Search each line below for "loại", then return the lines where it appears.

======== Data for review

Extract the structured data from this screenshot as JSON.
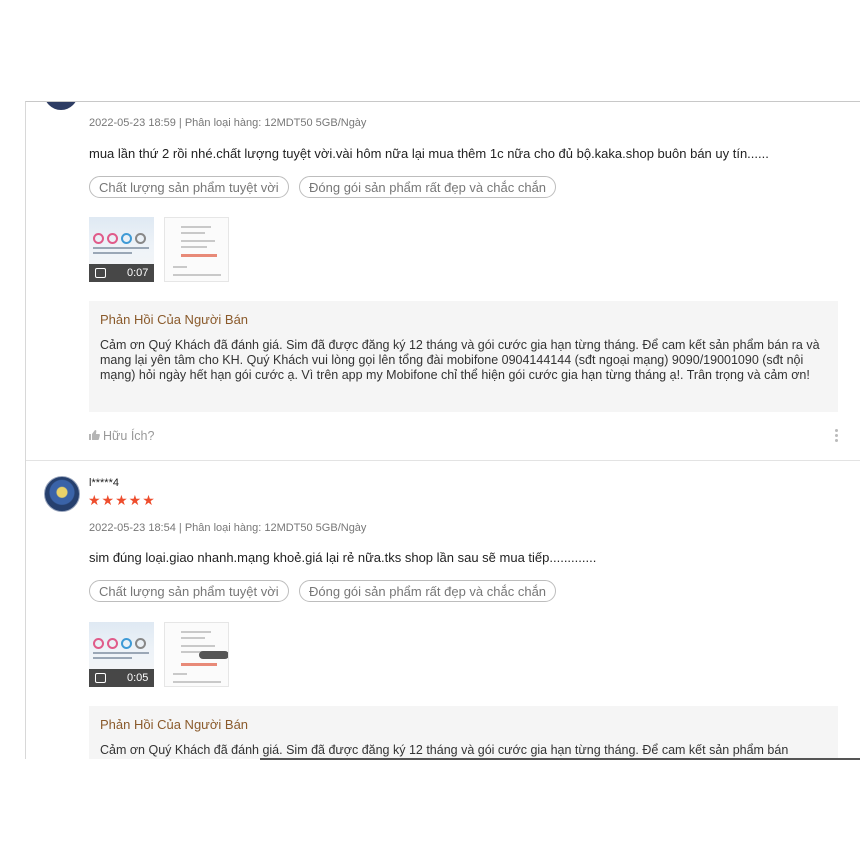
{
  "review1": {
    "meta": "2022-05-23 18:59 | Phân loại hàng: 12MDT50 5GB/Ngày",
    "comment": "mua lần thứ 2 rồi nhé.chất lượng tuyệt vời.vài hôm nữa lại mua thêm 1c nữa cho đủ bộ.kaka.shop buôn bán uy tín......",
    "tags": [
      "Chất lượng sản phẩm tuyệt vời",
      "Đóng gói sản phẩm rất đẹp và chắc chắn"
    ],
    "video_duration": "0:07",
    "reply_title": "Phản Hồi Của Người Bán",
    "reply_text": "Cảm ơn Quý Khách đã đánh giá. Sim đã được đăng ký 12 tháng và gói cước gia hạn từng tháng. Để cam kết sản phẩm bán ra và mang lại yên tâm cho KH. Quý Khách vui lòng gọi lên tổng đài mobifone 0904144144 (sđt ngoại mạng) 9090/19001090 (sđt nội mạng) hỏi ngày hết hạn gói cước ạ. Vì trên app my Mobifone chỉ thể hiện gói cước gia hạn từng tháng ạ!. Trân trọng và cảm ơn!",
    "helpful_label": "Hữu Ích?"
  },
  "review2": {
    "username": "l*****4",
    "rating": 5,
    "stars": "★★★★★",
    "meta": "2022-05-23 18:54 | Phân loại hàng: 12MDT50 5GB/Ngày",
    "comment": "sim đúng loại.giao nhanh.mạng khoẻ.giá lại rẻ nữa.tks shop lần sau sẽ mua tiếp.............",
    "tags": [
      "Chất lượng sản phẩm tuyệt vời",
      "Đóng gói sản phẩm rất đẹp và chắc chắn"
    ],
    "video_duration": "0:05",
    "reply_title": "Phản Hồi Của Người Bán",
    "reply_text": "Cảm ơn Quý Khách đã đánh giá. Sim đã được đăng ký 12 tháng và gói cước gia hạn từng tháng. Để cam kết sản phẩm bán"
  },
  "colors": {
    "star": "#ee4d2d",
    "reply_title": "#8a5a2b",
    "reply_bg": "#f5f5f5"
  },
  "icons": [
    "video-camera-icon",
    "thumbs-up-icon",
    "more-options-icon",
    "avatar"
  ]
}
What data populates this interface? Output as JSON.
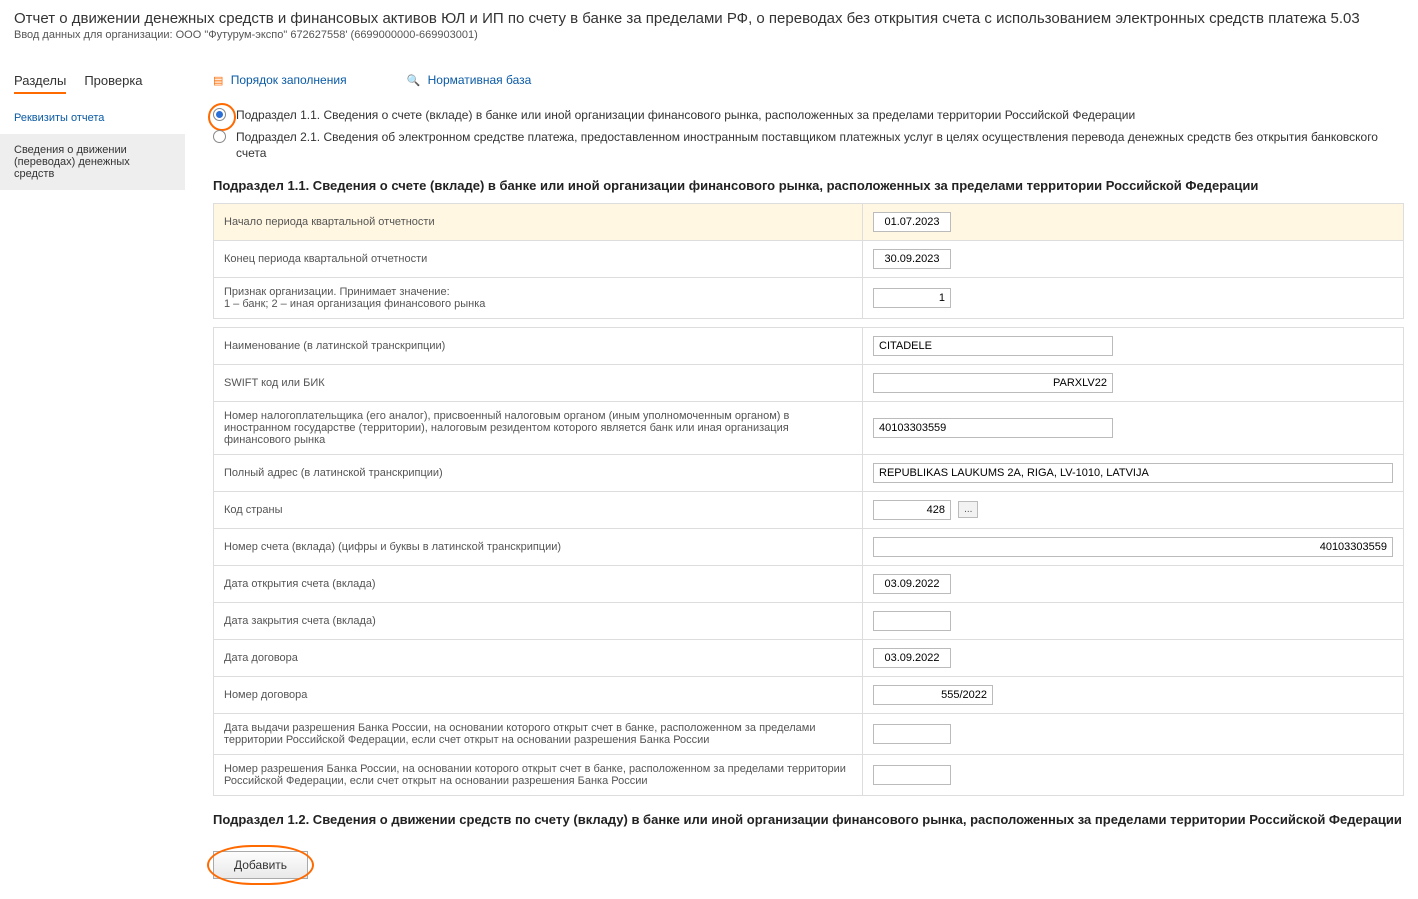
{
  "header": {
    "title": "Отчет о движении денежных средств и финансовых активов ЮЛ и ИП по счету в банке за пределами РФ, о переводах без открытия счета с использованием электронных средств платежа 5.03",
    "sub": "Ввод данных для организации: ООО \"Футурум-экспо\" 672627558' (6699000000-669903001)"
  },
  "sidebar": {
    "tab_active": "Разделы",
    "tab_inactive": "Проверка",
    "item1": "Реквизиты отчета",
    "item2": "Сведения о движении (переводах) денежных средств"
  },
  "links": {
    "order": "Порядок заполнения",
    "norm": "Нормативная база"
  },
  "radios": {
    "r1": "Подраздел 1.1. Сведения о счете (вкладе) в банке или иной организации финансового рынка, расположенных за пределами территории Российской Федерации",
    "r2": "Подраздел 2.1. Сведения об электронном средстве платежа, предоставленном иностранным поставщиком платежных услуг в целях осуществления перевода денежных средств без открытия банковского счета"
  },
  "section1_title": "Подраздел 1.1. Сведения о счете (вкладе) в банке или иной организации финансового рынка, расположенных за пределами территории Российской Федерации",
  "section2_title": "Подраздел 1.2. Сведения о движении средств по счету (вкладу) в банке или иной организации финансового рынка, расположенных за пределами территории Российской Федерации",
  "labels": {
    "period_start": "Начало периода квартальной отчетности",
    "period_end": "Конец периода квартальной отчетности",
    "org_sign": "Признак организации. Принимает значение:\n1 – банк; 2 – иная организация финансового рынка",
    "name_latin": "Наименование (в латинской транскрипции)",
    "swift": "SWIFT код или БИК",
    "tax_no": "Номер налогоплательщика (его аналог), присвоенный налоговым органом (иным уполномоченным органом) в иностранном государстве (территории), налоговым резидентом которого является банк или иная организация финансового рынка",
    "address": "Полный адрес (в латинской транскрипции)",
    "country": "Код страны",
    "acct_no": "Номер счета (вклада) (цифры и буквы в латинской транскрипции)",
    "open_date": "Дата открытия счета (вклада)",
    "close_date": "Дата закрытия счета (вклада)",
    "contract_date": "Дата договора",
    "contract_no": "Номер договора",
    "permit_date": "Дата выдачи разрешения Банка России, на основании которого открыт счет в банке, расположенном за пределами территории Российской Федерации, если счет открыт на основании разрешения Банка России",
    "permit_no": "Номер разрешения Банка России, на основании которого открыт счет в банке, расположенном за пределами территории Российской Федерации, если счет открыт на основании разрешения Банка России"
  },
  "values": {
    "period_start": "01.07.2023",
    "period_end": "30.09.2023",
    "org_sign": "1",
    "name_latin": "CITADELE",
    "swift": "PARXLV22",
    "tax_no": "40103303559",
    "address": "REPUBLIKAS LAUKUMS 2A, RIGA, LV-1010, LATVIJA",
    "country": "428",
    "acct_no": "40103303559",
    "open_date": "03.09.2022",
    "close_date": "",
    "contract_date": "03.09.2022",
    "contract_no": "555/2022",
    "permit_date": "",
    "permit_no": ""
  },
  "buttons": {
    "dots": "...",
    "add": "Добавить"
  }
}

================

> Answer section
    "meta": "2022-05-23 18:59 | Phân loại hàng: 12MDT50 5GB/Ngày",
    "meta": "2022-05-23 18:54 | Phân loại hàng: 12MDT50 5GB/Ngày",
    "comment": "sim đúng loại.giao nhanh.mạng khoẻ.giá lại rẻ nữa.tks shop lần sau sẽ mua tiếp.............",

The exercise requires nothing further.